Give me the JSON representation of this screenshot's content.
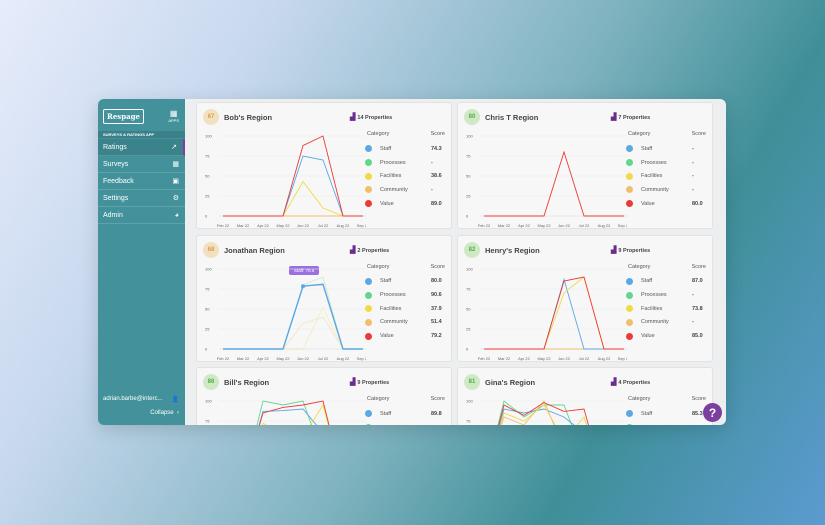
{
  "sidebar": {
    "logo": "Respage",
    "apps_label": "APPS",
    "section": "SURVEYS & RATINGS APP",
    "items": [
      {
        "label": "Ratings",
        "icon": "trending-up-icon",
        "glyph": "↗",
        "active": true
      },
      {
        "label": "Surveys",
        "icon": "table-icon",
        "glyph": "▦"
      },
      {
        "label": "Feedback",
        "icon": "feedback-icon",
        "glyph": "▣"
      },
      {
        "label": "Settings",
        "icon": "gear-icon",
        "glyph": "⚙"
      },
      {
        "label": "Admin",
        "icon": "admin-icon",
        "glyph": "◕"
      }
    ],
    "user": "adrian.barbe@interc...",
    "collapse": "Collapse"
  },
  "colors": {
    "Staff": "#5aa8e4",
    "Processes": "#62d68d",
    "Facilities": "#f1da47",
    "Community": "#f0bf6e",
    "Value": "#ec3a36"
  },
  "months": [
    "Feb 22",
    "Mar 22",
    "Apr 22",
    "May 22",
    "Jun 22",
    "Jul 22",
    "Aug 22",
    "Sep 22"
  ],
  "yticks": [
    0,
    25,
    50,
    75,
    100
  ],
  "legend_header": {
    "category": "Category",
    "score": "Score"
  },
  "categories": [
    "Staff",
    "Processes",
    "Facilities",
    "Community",
    "Value"
  ],
  "cards": [
    {
      "score": "67",
      "name": "Bob's Region",
      "properties": "14 Properties",
      "tone": "orange",
      "scores": [
        "74.3",
        "-",
        "38.6",
        "-",
        "89.0"
      ],
      "series": {
        "Community": [
          0,
          0,
          0,
          0,
          0,
          0,
          0,
          0
        ],
        "Staff": [
          0,
          0,
          0,
          0,
          75,
          70,
          0,
          0
        ],
        "Facilities": [
          0,
          0,
          0,
          0,
          43,
          10,
          0,
          0
        ],
        "Value": [
          0,
          0,
          0,
          0,
          88,
          100,
          0,
          0
        ]
      }
    },
    {
      "score": "80",
      "name": "Chris T Region",
      "properties": "7 Properties",
      "tone": "green",
      "scores": [
        "-",
        "-",
        "-",
        "-",
        "80.0"
      ],
      "series": {
        "Value": [
          0,
          0,
          0,
          0,
          80,
          0,
          0,
          0
        ]
      }
    },
    {
      "score": "68",
      "name": "Jonathan Region",
      "properties": "2 Properties",
      "tone": "orange",
      "scores": [
        "80.0",
        "90.6",
        "37.9",
        "51.4",
        "79.2"
      ],
      "tooltip": "Staff: 78.5",
      "highlight": "Staff",
      "series": {
        "Processes": [
          0,
          0,
          0,
          0,
          80,
          90,
          0,
          0
        ],
        "Facilities": [
          0,
          0,
          0,
          0,
          0,
          52,
          0,
          0
        ],
        "Community": [
          0,
          0,
          0,
          0,
          32,
          40,
          0,
          0
        ],
        "Value": [
          0,
          0,
          0,
          0,
          79,
          80,
          0,
          0
        ],
        "Staff": [
          0,
          0,
          0,
          0,
          78.5,
          81,
          0,
          0
        ]
      }
    },
    {
      "score": "82",
      "name": "Henry's Region",
      "properties": "9 Properties",
      "tone": "green",
      "scores": [
        "87.0",
        "-",
        "73.8",
        "-",
        "85.0"
      ],
      "series": {
        "Community": [
          0,
          0,
          0,
          0,
          0,
          0,
          0,
          0
        ],
        "Staff": [
          0,
          0,
          0,
          0,
          87,
          0,
          0,
          0
        ],
        "Facilities": [
          0,
          0,
          0,
          0,
          70,
          90,
          0,
          0
        ],
        "Value": [
          0,
          0,
          0,
          0,
          85,
          90,
          0,
          0
        ]
      }
    },
    {
      "score": "86",
      "name": "Bill's Region",
      "properties": "9 Properties",
      "tone": "green",
      "scores": [
        "89.8",
        "",
        "",
        "",
        ""
      ],
      "series": {
        "Processes": [
          0,
          0,
          100,
          95,
          100,
          30,
          0,
          0
        ],
        "Staff": [
          0,
          0,
          87,
          88,
          90,
          60,
          0,
          0
        ],
        "Facilities": [
          0,
          0,
          72,
          60,
          55,
          95,
          0,
          0
        ],
        "Value": [
          0,
          0,
          85,
          92,
          95,
          100,
          0,
          0
        ]
      }
    },
    {
      "score": "81",
      "name": "Gina's Region",
      "properties": "4 Properties",
      "tone": "green",
      "scores": [
        "85.3",
        "",
        "",
        "",
        ""
      ],
      "series": {
        "Processes": [
          0,
          100,
          80,
          95,
          95,
          30,
          0,
          0
        ],
        "Staff": [
          0,
          90,
          85,
          90,
          80,
          60,
          0,
          0
        ],
        "Facilities": [
          0,
          85,
          75,
          95,
          50,
          80,
          0,
          0
        ],
        "Community": [
          0,
          80,
          70,
          100,
          40,
          60,
          0,
          0
        ],
        "Value": [
          0,
          95,
          82,
          98,
          87,
          90,
          0,
          0
        ]
      }
    }
  ],
  "help": "?"
}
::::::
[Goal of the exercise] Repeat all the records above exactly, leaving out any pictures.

[Output of the task]
Give me the JSON representation of this screenshot's content.
{
  "sidebar": {
    "logo": "Respage",
    "apps_label": "APPS",
    "section": "SURVEYS & RATINGS APP",
    "items": [
      {
        "label": "Ratings",
        "icon": "trending-up-icon",
        "glyph": "↗",
        "active": true
      },
      {
        "label": "Surveys",
        "icon": "table-icon",
        "glyph": "▦"
      },
      {
        "label": "Feedback",
        "icon": "feedback-icon",
        "glyph": "▣"
      },
      {
        "label": "Settings",
        "icon": "gear-icon",
        "glyph": "⚙"
      },
      {
        "label": "Admin",
        "icon": "admin-icon",
        "glyph": "◕"
      }
    ],
    "user": "adrian.barbe@interc...",
    "collapse": "Collapse"
  },
  "colors": {
    "Staff": "#5aa8e4",
    "Processes": "#62d68d",
    "Facilities": "#f1da47",
    "Community": "#f0bf6e",
    "Value": "#ec3a36"
  },
  "months": [
    "Feb 22",
    "Mar 22",
    "Apr 22",
    "May 22",
    "Jun 22",
    "Jul 22",
    "Aug 22",
    "Sep 22"
  ],
  "yticks": [
    0,
    25,
    50,
    75,
    100
  ],
  "legend_header": {
    "category": "Category",
    "score": "Score"
  },
  "categories": [
    "Staff",
    "Processes",
    "Facilities",
    "Community",
    "Value"
  ],
  "cards": [
    {
      "score": "67",
      "name": "Bob's Region",
      "properties": "14 Properties",
      "tone": "orange",
      "scores": [
        "74.3",
        "-",
        "38.6",
        "-",
        "89.0"
      ],
      "series": {
        "Community": [
          0,
          0,
          0,
          0,
          0,
          0,
          0,
          0
        ],
        "Staff": [
          0,
          0,
          0,
          0,
          75,
          70,
          0,
          0
        ],
        "Facilities": [
          0,
          0,
          0,
          0,
          43,
          10,
          0,
          0
        ],
        "Value": [
          0,
          0,
          0,
          0,
          88,
          100,
          0,
          0
        ]
      }
    },
    {
      "score": "80",
      "name": "Chris T Region",
      "properties": "7 Properties",
      "tone": "green",
      "scores": [
        "-",
        "-",
        "-",
        "-",
        "80.0"
      ],
      "series": {
        "Value": [
          0,
          0,
          0,
          0,
          80,
          0,
          0,
          0
        ]
      }
    },
    {
      "score": "68",
      "name": "Jonathan Region",
      "properties": "2 Properties",
      "tone": "orange",
      "scores": [
        "80.0",
        "90.6",
        "37.9",
        "51.4",
        "79.2"
      ],
      "tooltip": "Staff: 78.5",
      "highlight": "Staff",
      "series": {
        "Processes": [
          0,
          0,
          0,
          0,
          80,
          90,
          0,
          0
        ],
        "Facilities": [
          0,
          0,
          0,
          0,
          0,
          52,
          0,
          0
        ],
        "Community": [
          0,
          0,
          0,
          0,
          32,
          40,
          0,
          0
        ],
        "Value": [
          0,
          0,
          0,
          0,
          79,
          80,
          0,
          0
        ],
        "Staff": [
          0,
          0,
          0,
          0,
          78.5,
          81,
          0,
          0
        ]
      }
    },
    {
      "score": "82",
      "name": "Henry's Region",
      "properties": "9 Properties",
      "tone": "green",
      "scores": [
        "87.0",
        "-",
        "73.8",
        "-",
        "85.0"
      ],
      "series": {
        "Community": [
          0,
          0,
          0,
          0,
          0,
          0,
          0,
          0
        ],
        "Staff": [
          0,
          0,
          0,
          0,
          87,
          0,
          0,
          0
        ],
        "Facilities": [
          0,
          0,
          0,
          0,
          70,
          90,
          0,
          0
        ],
        "Value": [
          0,
          0,
          0,
          0,
          85,
          90,
          0,
          0
        ]
      }
    },
    {
      "score": "86",
      "name": "Bill's Region",
      "properties": "9 Properties",
      "tone": "green",
      "scores": [
        "89.8",
        "",
        "",
        "",
        ""
      ],
      "series": {
        "Processes": [
          0,
          0,
          100,
          95,
          100,
          30,
          0,
          0
        ],
        "Staff": [
          0,
          0,
          87,
          88,
          90,
          60,
          0,
          0
        ],
        "Facilities": [
          0,
          0,
          72,
          60,
          55,
          95,
          0,
          0
        ],
        "Value": [
          0,
          0,
          85,
          92,
          95,
          100,
          0,
          0
        ]
      }
    },
    {
      "score": "81",
      "name": "Gina's Region",
      "properties": "4 Properties",
      "tone": "green",
      "scores": [
        "85.3",
        "",
        "",
        "",
        ""
      ],
      "series": {
        "Processes": [
          0,
          100,
          80,
          95,
          95,
          30,
          0,
          0
        ],
        "Staff": [
          0,
          90,
          85,
          90,
          80,
          60,
          0,
          0
        ],
        "Facilities": [
          0,
          85,
          75,
          95,
          50,
          80,
          0,
          0
        ],
        "Community": [
          0,
          80,
          70,
          100,
          40,
          60,
          0,
          0
        ],
        "Value": [
          0,
          95,
          82,
          98,
          87,
          90,
          0,
          0
        ]
      }
    }
  ],
  "help": "?"
}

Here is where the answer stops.